The push to crack down on human trafficking received overwhelming support in the House and Senate. The bill (HB 851) now heads to Gov. Ron DeSantis. “A lot of people want to believe that this is a problem that happens in other countries and other places, but this is something that is happening, and it is very real, right here in our state,” said Sen. Lauren Book, a Plantation Democrat who sponsored the bill in the Senate.
The bill would create a Prostitution Public Database, which would include criminal-history records of people convicted of soliciting prostitution in the state. As lawmakers considered the bill during the legislative session, it drew backlash from some women who identified themselves as “consensual sex workers.”
They criticized the bill for putting them in danger of being reported to police as trafficking victims by hotel workers. They also opposed the bill’s creation of the database, which they argued would shame consensual sex workers too.
Book also pushed last year to train hotel employees on how to spot signs of human trafficking, but the proposal died because her bill would have allowed human trafficking victims to sue hotels that turned a blind eye to abuse.

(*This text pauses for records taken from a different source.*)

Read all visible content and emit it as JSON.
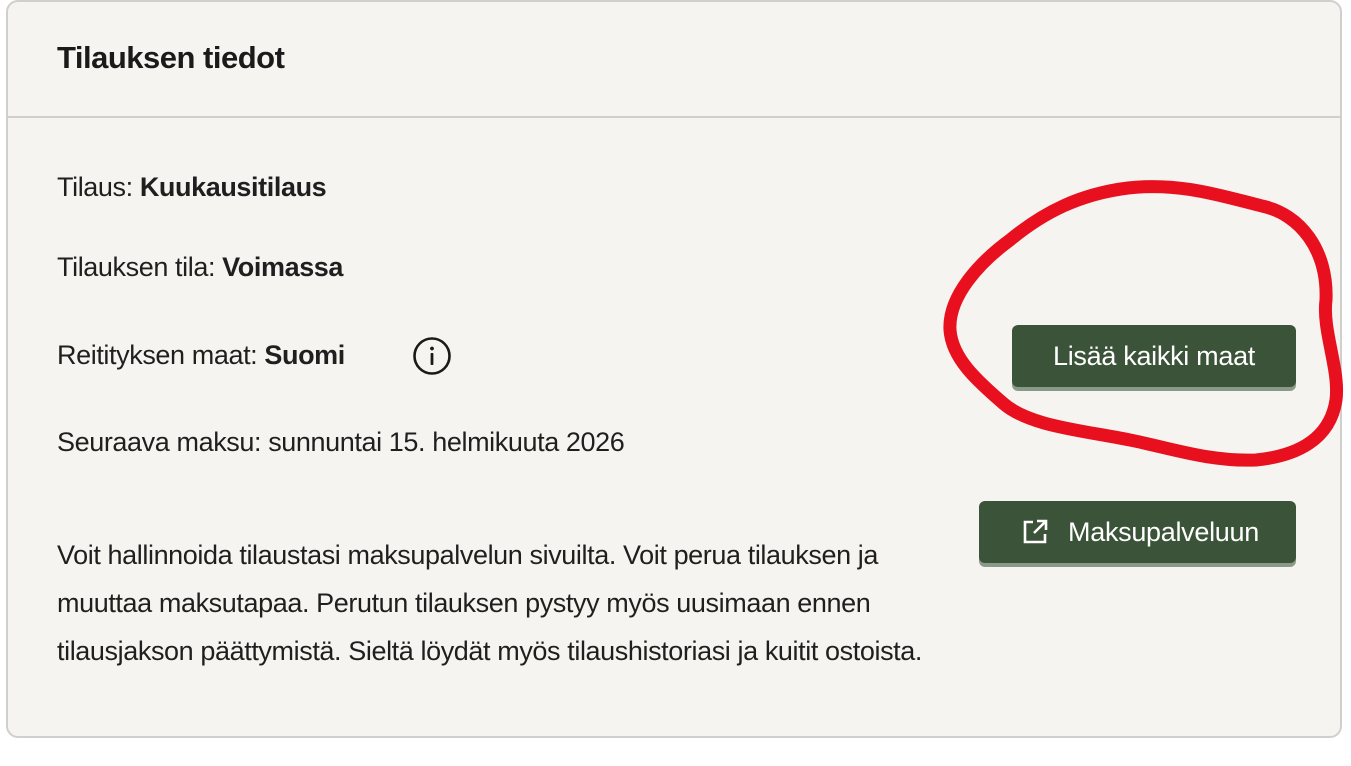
{
  "card": {
    "title": "Tilauksen tiedot"
  },
  "details": {
    "plan_label": "Tilaus: ",
    "plan_value": "Kuukausitilaus",
    "status_label": "Tilauksen tila: ",
    "status_value": "Voimassa",
    "countries_label": "Reitityksen maat: ",
    "countries_value": "Suomi",
    "next_payment": "Seuraava maksu: sunnuntai 15. helmikuuta 2026"
  },
  "description": "Voit hallinnoida tilaustasi maksupalvelun sivuilta. Voit perua tilauksen ja muuttaa maksutapaa. Perutun tilauksen pystyy myös uusimaan ennen tilausjakson päättymistä. Sieltä löydät myös tilaushistoriasi ja kuitit ostoista.",
  "buttons": {
    "add_all_countries": "Lisää kaikki maat",
    "payment_service": "Maksupalveluun"
  },
  "icons": {
    "info": "info-icon",
    "external_link": "external-link-icon"
  },
  "colors": {
    "button_bg": "#3b5338",
    "card_bg": "#f5f4f0",
    "annotation": "#e8101e"
  }
}
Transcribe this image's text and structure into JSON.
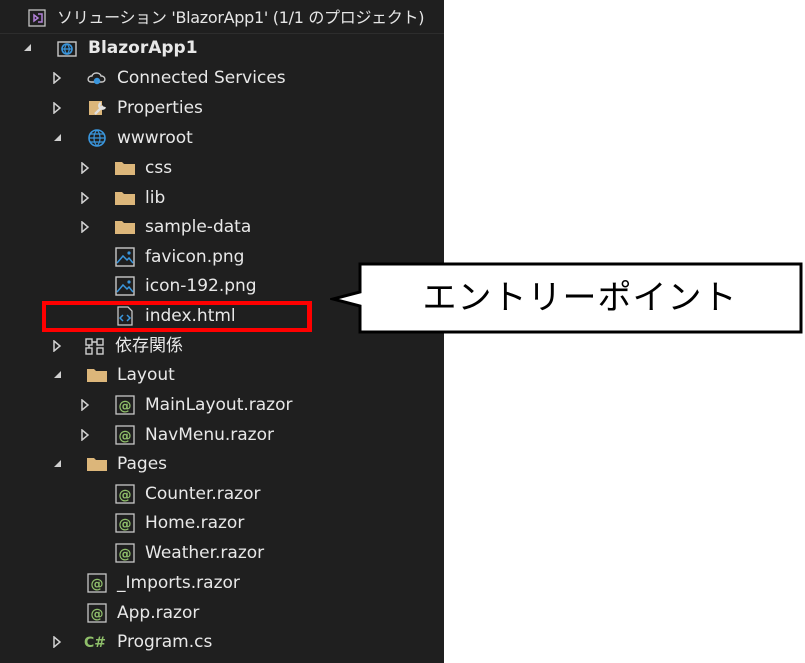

This year, the bill eliminated the proposal for civil actions against hotels but added training for massage-parlor employees after the high-profile prostitution sting at a South Florida massage parlor that resulted in the arrest of New England Patriots owner Robert Kraft. Book said the bill was especially crucial to pass this year because Miami will host the 2020 Super Bowl, which will draw tourists from across the country.